> [YOUR OBJECTIVE] Take the entries below and retype them exactly.

■ ■ ■ ■ ■ ■ ■

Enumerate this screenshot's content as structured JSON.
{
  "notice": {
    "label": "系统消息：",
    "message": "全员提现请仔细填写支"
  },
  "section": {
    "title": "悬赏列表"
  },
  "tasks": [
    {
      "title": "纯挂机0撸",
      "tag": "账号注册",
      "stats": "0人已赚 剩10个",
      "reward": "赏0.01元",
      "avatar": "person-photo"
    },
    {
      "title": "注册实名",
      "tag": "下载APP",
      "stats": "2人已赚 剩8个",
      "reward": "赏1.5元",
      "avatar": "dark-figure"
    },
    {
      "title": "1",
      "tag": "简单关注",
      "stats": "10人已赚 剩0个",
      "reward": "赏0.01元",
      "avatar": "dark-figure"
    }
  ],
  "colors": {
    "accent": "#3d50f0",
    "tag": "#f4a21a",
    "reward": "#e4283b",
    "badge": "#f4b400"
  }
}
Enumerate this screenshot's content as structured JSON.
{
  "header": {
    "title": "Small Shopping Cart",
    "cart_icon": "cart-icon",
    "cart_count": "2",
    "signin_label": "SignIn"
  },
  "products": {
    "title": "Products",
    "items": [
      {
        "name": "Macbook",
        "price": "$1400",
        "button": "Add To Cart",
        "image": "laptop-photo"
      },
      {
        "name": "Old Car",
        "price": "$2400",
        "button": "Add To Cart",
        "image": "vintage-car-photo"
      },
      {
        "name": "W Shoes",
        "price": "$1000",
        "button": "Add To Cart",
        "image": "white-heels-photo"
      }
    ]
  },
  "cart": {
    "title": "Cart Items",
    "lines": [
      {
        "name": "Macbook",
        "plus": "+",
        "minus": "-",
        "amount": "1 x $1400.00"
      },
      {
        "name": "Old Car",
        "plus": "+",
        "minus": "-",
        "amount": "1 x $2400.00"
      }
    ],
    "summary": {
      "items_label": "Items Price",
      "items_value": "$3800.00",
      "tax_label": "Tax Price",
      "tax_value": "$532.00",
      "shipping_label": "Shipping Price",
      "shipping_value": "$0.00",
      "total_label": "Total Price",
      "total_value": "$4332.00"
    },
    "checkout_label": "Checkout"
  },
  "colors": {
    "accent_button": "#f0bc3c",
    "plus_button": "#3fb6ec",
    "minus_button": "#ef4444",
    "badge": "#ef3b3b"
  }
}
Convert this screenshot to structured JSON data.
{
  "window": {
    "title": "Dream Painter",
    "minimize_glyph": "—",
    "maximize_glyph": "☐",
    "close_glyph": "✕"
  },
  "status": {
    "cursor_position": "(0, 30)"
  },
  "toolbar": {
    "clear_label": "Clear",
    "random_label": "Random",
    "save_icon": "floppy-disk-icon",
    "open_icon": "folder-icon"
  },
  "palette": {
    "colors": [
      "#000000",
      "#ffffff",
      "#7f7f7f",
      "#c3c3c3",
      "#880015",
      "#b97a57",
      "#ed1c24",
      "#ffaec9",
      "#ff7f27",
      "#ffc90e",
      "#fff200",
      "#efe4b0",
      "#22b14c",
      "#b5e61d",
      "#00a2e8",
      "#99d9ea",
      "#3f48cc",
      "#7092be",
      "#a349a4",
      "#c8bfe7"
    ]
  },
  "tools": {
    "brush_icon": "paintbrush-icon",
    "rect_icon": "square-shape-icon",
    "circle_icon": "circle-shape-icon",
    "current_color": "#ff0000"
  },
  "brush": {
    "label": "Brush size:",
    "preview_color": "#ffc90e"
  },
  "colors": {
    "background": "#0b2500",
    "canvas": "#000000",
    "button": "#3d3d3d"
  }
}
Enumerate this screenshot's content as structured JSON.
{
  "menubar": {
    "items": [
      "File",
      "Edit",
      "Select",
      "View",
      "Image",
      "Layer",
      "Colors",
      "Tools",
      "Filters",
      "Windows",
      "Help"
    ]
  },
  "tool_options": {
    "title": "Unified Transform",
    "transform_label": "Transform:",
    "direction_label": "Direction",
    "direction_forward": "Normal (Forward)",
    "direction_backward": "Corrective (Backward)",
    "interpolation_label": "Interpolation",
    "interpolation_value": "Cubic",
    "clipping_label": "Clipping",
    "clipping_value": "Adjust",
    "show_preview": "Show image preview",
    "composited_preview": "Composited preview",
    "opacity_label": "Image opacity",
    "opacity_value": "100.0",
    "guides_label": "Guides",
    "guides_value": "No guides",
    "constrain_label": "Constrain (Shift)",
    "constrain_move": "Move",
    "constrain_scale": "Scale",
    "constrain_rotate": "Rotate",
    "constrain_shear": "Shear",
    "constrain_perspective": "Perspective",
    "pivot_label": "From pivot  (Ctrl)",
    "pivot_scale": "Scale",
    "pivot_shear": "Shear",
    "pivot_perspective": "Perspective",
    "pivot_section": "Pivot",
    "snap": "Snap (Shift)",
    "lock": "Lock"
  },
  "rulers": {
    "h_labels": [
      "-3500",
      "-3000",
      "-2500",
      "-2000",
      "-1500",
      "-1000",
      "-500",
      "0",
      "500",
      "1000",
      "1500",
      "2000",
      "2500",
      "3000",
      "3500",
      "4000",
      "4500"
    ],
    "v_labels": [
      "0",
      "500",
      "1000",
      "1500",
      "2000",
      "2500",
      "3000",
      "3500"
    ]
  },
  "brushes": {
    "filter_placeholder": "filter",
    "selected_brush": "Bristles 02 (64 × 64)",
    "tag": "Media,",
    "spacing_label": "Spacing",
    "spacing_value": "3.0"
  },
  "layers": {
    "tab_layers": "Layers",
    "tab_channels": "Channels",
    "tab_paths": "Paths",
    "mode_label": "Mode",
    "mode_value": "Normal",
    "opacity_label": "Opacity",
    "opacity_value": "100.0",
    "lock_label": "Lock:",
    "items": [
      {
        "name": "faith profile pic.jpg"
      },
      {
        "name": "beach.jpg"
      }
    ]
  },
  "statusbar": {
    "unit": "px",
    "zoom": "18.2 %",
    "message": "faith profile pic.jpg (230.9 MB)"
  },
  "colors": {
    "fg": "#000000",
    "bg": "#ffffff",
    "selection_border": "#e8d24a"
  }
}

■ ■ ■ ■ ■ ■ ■

> [EXERCISE RESPONSE]
Enumerate this screenshot's content as structured JSON.
{
  "notice": {
    "label": "系统消息：",
    "message": "全员提现请仔细填写支"
  },
  "section": {
    "title": "悬赏列表"
  },
  "tasks": [
    {
      "title": "纯挂机0撸",
      "tag": "账号注册",
      "stats": "0人已赚 剩10个",
      "reward": "赏0.01元",
      "avatar": "person-photo"
    },
    {
      "title": "注册实名",
      "tag": "下载APP",
      "stats": "2人已赚 剩8个",
      "reward": "赏1.5元",
      "avatar": "dark-figure"
    },
    {
      "title": "1",
      "tag": "简单关注",
      "stats": "10人已赚 剩0个",
      "reward": "赏0.01元",
      "avatar": "dark-figure"
    }
  ],
  "colors": {
    "accent": "#3d50f0",
    "tag": "#f4a21a",
    "reward": "#e4283b",
    "badge": "#f4b400"
  }
}
Enumerate this screenshot's content as structured JSON.
{
  "header": {
    "title": "Small Shopping Cart",
    "cart_icon": "cart-icon",
    "cart_count": "2",
    "signin_label": "SignIn"
  },
  "products": {
    "title": "Products",
    "items": [
      {
        "name": "Macbook",
        "price": "$1400",
        "button": "Add To Cart",
        "image": "laptop-photo"
      },
      {
        "name": "Old Car",
        "price": "$2400",
        "button": "Add To Cart",
        "image": "vintage-car-photo"
      },
      {
        "name": "W Shoes",
        "price": "$1000",
        "button": "Add To Cart",
        "image": "white-heels-photo"
      }
    ]
  },
  "cart": {
    "title": "Cart Items",
    "lines": [
      {
        "name": "Macbook",
        "plus": "+",
        "minus": "-",
        "amount": "1 x $1400.00"
      },
      {
        "name": "Old Car",
        "plus": "+",
        "minus": "-",
        "amount": "1 x $2400.00"
      }
    ],
    "summary": {
      "items_label": "Items Price",
      "items_value": "$3800.00",
      "tax_label": "Tax Price",
      "tax_value": "$532.00",
      "shipping_label": "Shipping Price",
      "shipping_value": "$0.00",
      "total_label": "Total Price",
      "total_value": "$4332.00"
    },
    "checkout_label": "Checkout"
  },
  "colors": {
    "accent_button": "#f0bc3c",
    "plus_button": "#3fb6ec",
    "minus_button": "#ef4444",
    "badge": "#ef3b3b"
  }
}
Convert this screenshot to structured JSON data.
{
  "window": {
    "title": "Dream Painter",
    "minimize_glyph": "—",
    "maximize_glyph": "☐",
    "close_glyph": "✕"
  },
  "status": {
    "cursor_position": "(0, 30)"
  },
  "toolbar": {
    "clear_label": "Clear",
    "random_label": "Random",
    "save_icon": "floppy-disk-icon",
    "open_icon": "folder-icon"
  },
  "palette": {
    "colors": [
      "#000000",
      "#ffffff",
      "#7f7f7f",
      "#c3c3c3",
      "#880015",
      "#b97a57",
      "#ed1c24",
      "#ffaec9",
      "#ff7f27",
      "#ffc90e",
      "#fff200",
      "#efe4b0",
      "#22b14c",
      "#b5e61d",
      "#00a2e8",
      "#99d9ea",
      "#3f48cc",
      "#7092be",
      "#a349a4",
      "#c8bfe7"
    ]
  },
  "tools": {
    "brush_icon": "paintbrush-icon",
    "rect_icon": "square-shape-icon",
    "circle_icon": "circle-shape-icon",
    "current_color": "#ff0000"
  },
  "brush": {
    "label": "Brush size:",
    "preview_color": "#ffc90e"
  },
  "colors": {
    "background": "#0b2500",
    "canvas": "#000000",
    "button": "#3d3d3d"
  }
}
Enumerate this screenshot's content as structured JSON.
{
  "menubar": {
    "items": [
      "File",
      "Edit",
      "Select",
      "View",
      "Image",
      "Layer",
      "Colors",
      "Tools",
      "Filters",
      "Windows",
      "Help"
    ]
  },
  "tool_options": {
    "title": "Unified Transform",
    "transform_label": "Transform:",
    "direction_label": "Direction",
    "direction_forward": "Normal (Forward)",
    "direction_backward": "Corrective (Backward)",
    "interpolation_label": "Interpolation",
    "interpolation_value": "Cubic",
    "clipping_label": "Clipping",
    "clipping_value": "Adjust",
    "show_preview": "Show image preview",
    "composited_preview": "Composited preview",
    "opacity_label": "Image opacity",
    "opacity_value": "100.0",
    "guides_label": "Guides",
    "guides_value": "No guides",
    "constrain_label": "Constrain (Shift)",
    "constrain_move": "Move",
    "constrain_scale": "Scale",
    "constrain_rotate": "Rotate",
    "constrain_shear": "Shear",
    "constrain_perspective": "Perspective",
    "pivot_label": "From pivot  (Ctrl)",
    "pivot_scale": "Scale",
    "pivot_shear": "Shear",
    "pivot_perspective": "Perspective",
    "pivot_section": "Pivot",
    "snap": "Snap (Shift)",
    "lock": "Lock"
  },
  "rulers": {
    "h_labels": [
      "-3500",
      "-3000",
      "-2500",
      "-2000",
      "-1500",
      "-1000",
      "-500",
      "0",
      "500",
      "1000",
      "1500",
      "2000",
      "2500",
      "3000",
      "3500",
      "4000",
      "4500"
    ],
    "v_labels": [
      "0",
      "500",
      "1000",
      "1500",
      "2000",
      "2500",
      "3000",
      "3500"
    ]
  },
  "brushes": {
    "filter_placeholder": "filter",
    "selected_brush": "Bristles 02 (64 × 64)",
    "tag": "Media,",
    "spacing_label": "Spacing",
    "spacing_value": "3.0"
  },
  "layers": {
    "tab_layers": "Layers",
    "tab_channels": "Channels",
    "tab_paths": "Paths",
    "mode_label": "Mode",
    "mode_value": "Normal",
    "opacity_label": "Opacity",
    "opacity_value": "100.0",
    "lock_label": "Lock:",
    "items": [
      {
        "name": "faith profile pic.jpg"
      },
      {
        "name": "beach.jpg"
      }
    ]
  },
  "statusbar": {
    "unit": "px",
    "zoom": "18.2 %",
    "message": "faith profile pic.jpg (230.9 MB)"
  },
  "colors": {
    "fg": "#000000",
    "bg": "#ffffff",
    "selection_border": "#e8d24a"
  }
}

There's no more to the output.